(Entries from a dataset of interfaces)

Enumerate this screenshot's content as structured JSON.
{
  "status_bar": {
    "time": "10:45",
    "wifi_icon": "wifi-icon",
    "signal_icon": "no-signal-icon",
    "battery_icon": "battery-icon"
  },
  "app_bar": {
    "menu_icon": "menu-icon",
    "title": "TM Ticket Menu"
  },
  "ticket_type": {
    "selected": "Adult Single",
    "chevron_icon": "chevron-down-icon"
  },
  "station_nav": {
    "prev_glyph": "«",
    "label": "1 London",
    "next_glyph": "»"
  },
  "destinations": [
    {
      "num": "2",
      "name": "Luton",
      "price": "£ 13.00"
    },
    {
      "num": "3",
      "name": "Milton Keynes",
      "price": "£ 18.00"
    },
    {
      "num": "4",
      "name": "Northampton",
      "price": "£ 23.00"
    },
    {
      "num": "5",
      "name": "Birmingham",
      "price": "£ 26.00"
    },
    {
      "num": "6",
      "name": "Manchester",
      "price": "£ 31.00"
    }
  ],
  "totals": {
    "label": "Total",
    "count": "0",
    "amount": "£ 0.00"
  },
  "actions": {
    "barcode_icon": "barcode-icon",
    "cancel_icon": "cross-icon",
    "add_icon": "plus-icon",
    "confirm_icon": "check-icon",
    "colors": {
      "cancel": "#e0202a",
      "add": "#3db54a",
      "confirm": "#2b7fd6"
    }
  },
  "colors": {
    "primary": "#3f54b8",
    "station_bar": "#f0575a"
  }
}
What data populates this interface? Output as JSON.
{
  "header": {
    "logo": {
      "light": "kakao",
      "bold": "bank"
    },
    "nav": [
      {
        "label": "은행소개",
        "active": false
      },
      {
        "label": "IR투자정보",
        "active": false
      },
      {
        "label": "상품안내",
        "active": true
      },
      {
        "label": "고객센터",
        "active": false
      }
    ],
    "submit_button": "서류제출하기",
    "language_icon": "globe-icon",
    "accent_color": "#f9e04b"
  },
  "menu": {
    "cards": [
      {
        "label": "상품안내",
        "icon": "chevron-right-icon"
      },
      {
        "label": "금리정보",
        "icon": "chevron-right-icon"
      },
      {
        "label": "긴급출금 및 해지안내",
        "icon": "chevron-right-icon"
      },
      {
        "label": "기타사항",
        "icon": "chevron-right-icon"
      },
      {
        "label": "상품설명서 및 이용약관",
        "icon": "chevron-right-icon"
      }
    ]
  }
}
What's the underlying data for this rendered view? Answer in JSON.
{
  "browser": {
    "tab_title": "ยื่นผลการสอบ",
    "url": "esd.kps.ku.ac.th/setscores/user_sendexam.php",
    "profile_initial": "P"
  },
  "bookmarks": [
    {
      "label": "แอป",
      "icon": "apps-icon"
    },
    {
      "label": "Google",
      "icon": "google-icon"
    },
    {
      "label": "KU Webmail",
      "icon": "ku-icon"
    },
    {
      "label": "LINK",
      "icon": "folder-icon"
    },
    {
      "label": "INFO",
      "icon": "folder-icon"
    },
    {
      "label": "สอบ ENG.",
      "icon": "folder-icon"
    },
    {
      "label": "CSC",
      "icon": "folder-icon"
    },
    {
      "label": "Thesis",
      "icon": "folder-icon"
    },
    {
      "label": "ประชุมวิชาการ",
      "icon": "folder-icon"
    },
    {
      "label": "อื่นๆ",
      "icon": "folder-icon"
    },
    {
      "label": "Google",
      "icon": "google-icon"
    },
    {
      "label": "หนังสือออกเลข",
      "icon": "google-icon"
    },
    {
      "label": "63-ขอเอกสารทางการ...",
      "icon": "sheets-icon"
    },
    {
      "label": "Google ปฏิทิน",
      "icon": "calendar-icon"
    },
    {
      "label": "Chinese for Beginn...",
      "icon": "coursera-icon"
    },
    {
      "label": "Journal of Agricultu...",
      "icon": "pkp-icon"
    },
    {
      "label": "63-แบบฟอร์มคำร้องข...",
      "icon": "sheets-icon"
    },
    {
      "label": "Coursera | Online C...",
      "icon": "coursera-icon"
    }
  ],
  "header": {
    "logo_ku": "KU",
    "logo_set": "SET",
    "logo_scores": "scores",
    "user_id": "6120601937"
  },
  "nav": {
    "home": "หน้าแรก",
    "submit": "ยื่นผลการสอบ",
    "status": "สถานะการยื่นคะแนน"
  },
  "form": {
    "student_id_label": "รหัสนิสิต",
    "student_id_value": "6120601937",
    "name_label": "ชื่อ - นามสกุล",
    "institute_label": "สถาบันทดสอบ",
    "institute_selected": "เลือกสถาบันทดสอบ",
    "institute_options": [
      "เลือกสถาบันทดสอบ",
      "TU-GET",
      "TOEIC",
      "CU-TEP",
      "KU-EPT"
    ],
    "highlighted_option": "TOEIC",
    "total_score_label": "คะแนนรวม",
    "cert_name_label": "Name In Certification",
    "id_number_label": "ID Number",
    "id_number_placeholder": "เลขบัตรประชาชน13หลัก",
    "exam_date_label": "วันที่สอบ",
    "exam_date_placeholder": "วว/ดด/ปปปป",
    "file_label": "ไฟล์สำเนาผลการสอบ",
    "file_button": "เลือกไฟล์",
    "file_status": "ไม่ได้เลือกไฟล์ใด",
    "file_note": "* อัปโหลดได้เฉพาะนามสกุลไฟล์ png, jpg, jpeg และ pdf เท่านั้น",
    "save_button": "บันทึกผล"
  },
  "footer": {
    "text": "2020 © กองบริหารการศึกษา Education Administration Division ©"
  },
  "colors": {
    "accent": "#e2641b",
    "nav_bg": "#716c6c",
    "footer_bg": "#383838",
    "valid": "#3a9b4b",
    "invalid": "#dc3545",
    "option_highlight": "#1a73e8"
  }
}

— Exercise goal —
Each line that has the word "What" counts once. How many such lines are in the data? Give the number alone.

— Exercise solution —
2